United States District Court Judge Cormac J. Carney (Central District of California) certified a class of California consumers that purchased YoPlus yogurt. Johnson v. General Mills, Inc., --- F.R.D. ----, 2011 WL 1514702 (C.D.Cal. Apr 20, 2011). The Court followed Tobacco II when analyzing whether reliance affected commonality:

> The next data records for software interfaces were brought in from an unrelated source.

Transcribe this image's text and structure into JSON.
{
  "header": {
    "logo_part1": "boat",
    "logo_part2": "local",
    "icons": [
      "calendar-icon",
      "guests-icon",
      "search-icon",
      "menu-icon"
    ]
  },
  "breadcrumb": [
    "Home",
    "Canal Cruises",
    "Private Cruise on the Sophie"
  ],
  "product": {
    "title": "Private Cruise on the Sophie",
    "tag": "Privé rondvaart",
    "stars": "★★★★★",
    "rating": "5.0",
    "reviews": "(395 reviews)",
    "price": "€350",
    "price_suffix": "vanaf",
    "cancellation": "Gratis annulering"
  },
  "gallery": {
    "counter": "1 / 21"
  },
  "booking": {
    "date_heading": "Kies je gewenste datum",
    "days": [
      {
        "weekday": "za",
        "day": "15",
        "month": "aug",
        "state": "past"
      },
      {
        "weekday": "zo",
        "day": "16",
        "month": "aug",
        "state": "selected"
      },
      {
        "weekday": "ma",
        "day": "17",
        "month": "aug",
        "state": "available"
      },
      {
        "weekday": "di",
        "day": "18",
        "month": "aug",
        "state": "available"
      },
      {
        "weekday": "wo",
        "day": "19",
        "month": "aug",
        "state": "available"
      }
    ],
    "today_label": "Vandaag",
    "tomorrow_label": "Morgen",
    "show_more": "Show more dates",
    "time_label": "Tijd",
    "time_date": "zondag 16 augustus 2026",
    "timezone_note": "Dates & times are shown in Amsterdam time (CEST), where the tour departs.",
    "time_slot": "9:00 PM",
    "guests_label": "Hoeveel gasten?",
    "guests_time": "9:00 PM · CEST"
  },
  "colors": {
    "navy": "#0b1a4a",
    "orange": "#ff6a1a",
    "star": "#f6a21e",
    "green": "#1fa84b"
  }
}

Mr. Johnson may bring these UCL and CLRA claims on behalf of a class. Although Proposition 64 requires that Mr. Johnson actually relied on General Mills' alleged misrepresentations to bring his UCL claim, that requirement does not apply to absent class members. See In re Tobacco II Cases, 46 Cal.4th 298, 321, 326 (2009) (finding that Proposition 64 “was not intended to have any effect at all on unnamed members of UCL class actions”). Indeed, “relief under the UCL is available without individualized proof of deception, reliance and injury.” Id. at 320; see also In re Steroid Hormone Prod. Cases, 181 Cal.App. 4th 145, 154 (2010) (explaining that once the named plaintiff meets standing requirements “no further individualized proof of injury or causation is required to impose restitution liability [under the UCL] against the defendant in favor of absent class members”).
As the Supreme Court of California has explained in the UCL context, " ‘a presumption, or at least an inference, of reliance arises whenever there is a showing that a misrepresentation was material.’ " In re Tobacco II Cases, 46 Cal.4th at 327 (quoting Engalla v. Permanente Med. Grp., Inc., 15 Cal.4th 951, 977 (1997)). Similarly, a CLRA claim can be litigated on a classwide basis when the “record permits an ‘inference of common reliance’ to the class.” McAdams v. Monier, Inc., 182 Cal.App. 4th 174, 183 (2010) (quoting Mass. Mut. Life Ins. Co. v. Superior Court, 97 Cal.App. 4th 1282, 1293 (2002)). A representation is material “if a reasonable man would attach importance to its existence or nonexistence in determining his choice of action in the transaction in question.” In re Tobacco II Cases, 46 Cal.4th at 327 (internal quotation marks omitted); see also Clemens v. DaimlerChrysler Corp., 534 F.3d 1017, 1025 (9th Cir.2008) (explaining that a concealed fact is “material” under the UCL if reasonable consumers are likely to be deceived). This “objective standard ... is susceptible to common proof.” Wolph v. Acer Am. Corp., ––– F.R.D. ––––, No. C 09–01314 JSW, 2011 WL 1110754, at *9 (N.D.Cal. Mar. 25, 2011). And materiality is generally a question of fact for the jury. In re Tobacco II Cases, 46 Cal.4th at 327.
Accordingly, Mr. Johnson's UCL and CLRA claims present core issues of law and fact that are common and suitable for adjudication on a classwide basis. These issues include: (1) whether General Mills communicated a representation—through YoPlus packaging and other marketing, including television and print advertisements—that YoPlus promoted digestive health; (2) if so, whether that representation was material to individuals purchasing YoPlus; (3) if the representation was material, whether it was truthful; in other words, whether YoPlus does confer a digestive health benefit that ordinary yogurt does not; and (4) if reasonable California consumers who purchased YoPlus were deceived by a material misrepresentation as to YoPlus' digestive health benefit, what is the proper method for calculating their damages. The commonality requirement is also met here.
Slip op., at 2-3. Seems like products claiming digestive health benefits inevitably cause indigestion for the companies making those claims.